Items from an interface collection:

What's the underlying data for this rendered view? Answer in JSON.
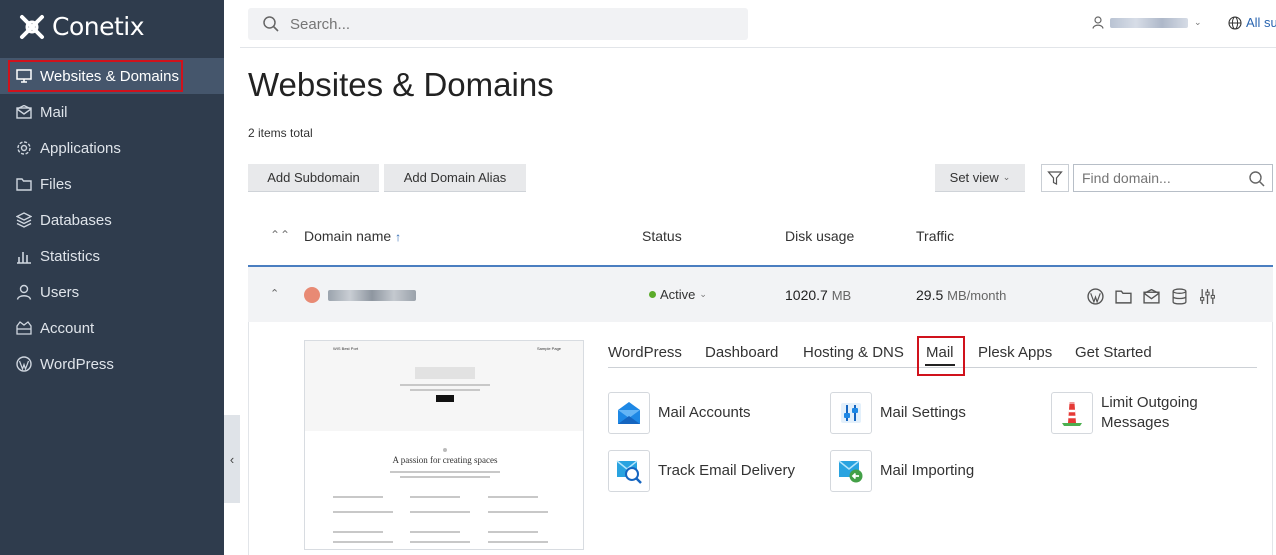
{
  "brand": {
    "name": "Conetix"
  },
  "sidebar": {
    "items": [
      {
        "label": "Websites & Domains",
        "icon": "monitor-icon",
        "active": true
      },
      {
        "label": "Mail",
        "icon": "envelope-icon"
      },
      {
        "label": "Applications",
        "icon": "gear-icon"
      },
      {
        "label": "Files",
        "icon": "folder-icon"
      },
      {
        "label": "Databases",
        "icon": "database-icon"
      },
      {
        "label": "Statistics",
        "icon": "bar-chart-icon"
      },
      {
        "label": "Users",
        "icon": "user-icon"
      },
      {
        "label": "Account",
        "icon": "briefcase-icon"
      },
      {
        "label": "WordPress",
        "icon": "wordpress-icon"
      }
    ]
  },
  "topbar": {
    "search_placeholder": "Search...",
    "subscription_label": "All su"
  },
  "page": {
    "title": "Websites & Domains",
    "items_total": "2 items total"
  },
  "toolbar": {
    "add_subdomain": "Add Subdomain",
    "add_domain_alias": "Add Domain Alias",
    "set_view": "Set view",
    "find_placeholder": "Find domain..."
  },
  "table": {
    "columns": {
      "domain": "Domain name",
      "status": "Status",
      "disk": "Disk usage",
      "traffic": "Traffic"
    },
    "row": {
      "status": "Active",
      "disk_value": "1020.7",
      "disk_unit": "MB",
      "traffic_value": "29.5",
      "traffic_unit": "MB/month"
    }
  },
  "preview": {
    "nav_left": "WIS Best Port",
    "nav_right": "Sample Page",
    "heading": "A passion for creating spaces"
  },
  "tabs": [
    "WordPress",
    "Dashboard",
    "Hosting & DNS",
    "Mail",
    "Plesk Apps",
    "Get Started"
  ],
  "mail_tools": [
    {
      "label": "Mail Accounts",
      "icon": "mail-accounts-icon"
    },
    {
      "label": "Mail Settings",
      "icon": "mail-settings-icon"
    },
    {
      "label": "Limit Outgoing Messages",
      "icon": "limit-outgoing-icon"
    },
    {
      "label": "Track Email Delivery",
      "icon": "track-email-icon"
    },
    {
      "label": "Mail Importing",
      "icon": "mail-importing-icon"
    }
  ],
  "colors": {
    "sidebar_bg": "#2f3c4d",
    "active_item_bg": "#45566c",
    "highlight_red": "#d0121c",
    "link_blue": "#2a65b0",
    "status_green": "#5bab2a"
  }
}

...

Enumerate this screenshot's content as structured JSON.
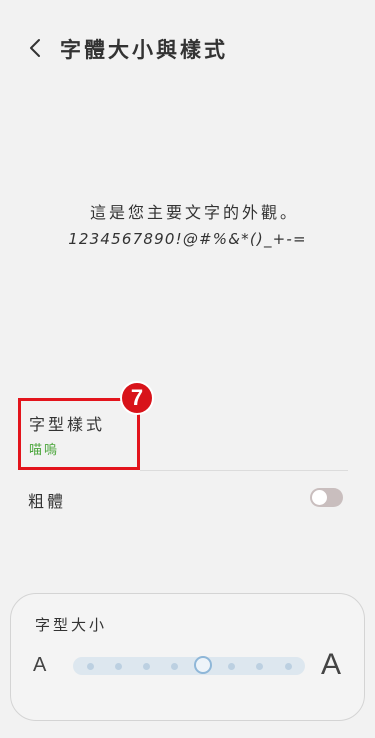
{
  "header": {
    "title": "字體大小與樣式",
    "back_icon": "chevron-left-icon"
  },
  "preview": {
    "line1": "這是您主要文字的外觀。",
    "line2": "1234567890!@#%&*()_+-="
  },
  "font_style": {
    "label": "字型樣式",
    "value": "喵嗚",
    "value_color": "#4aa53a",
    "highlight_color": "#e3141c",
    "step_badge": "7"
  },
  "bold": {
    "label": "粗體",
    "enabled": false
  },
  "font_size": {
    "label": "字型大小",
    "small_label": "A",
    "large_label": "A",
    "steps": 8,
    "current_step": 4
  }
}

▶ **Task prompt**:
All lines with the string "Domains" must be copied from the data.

▶ **Written response**:
        "label": "Websites & Domains",
    "title": "Websites & Domains",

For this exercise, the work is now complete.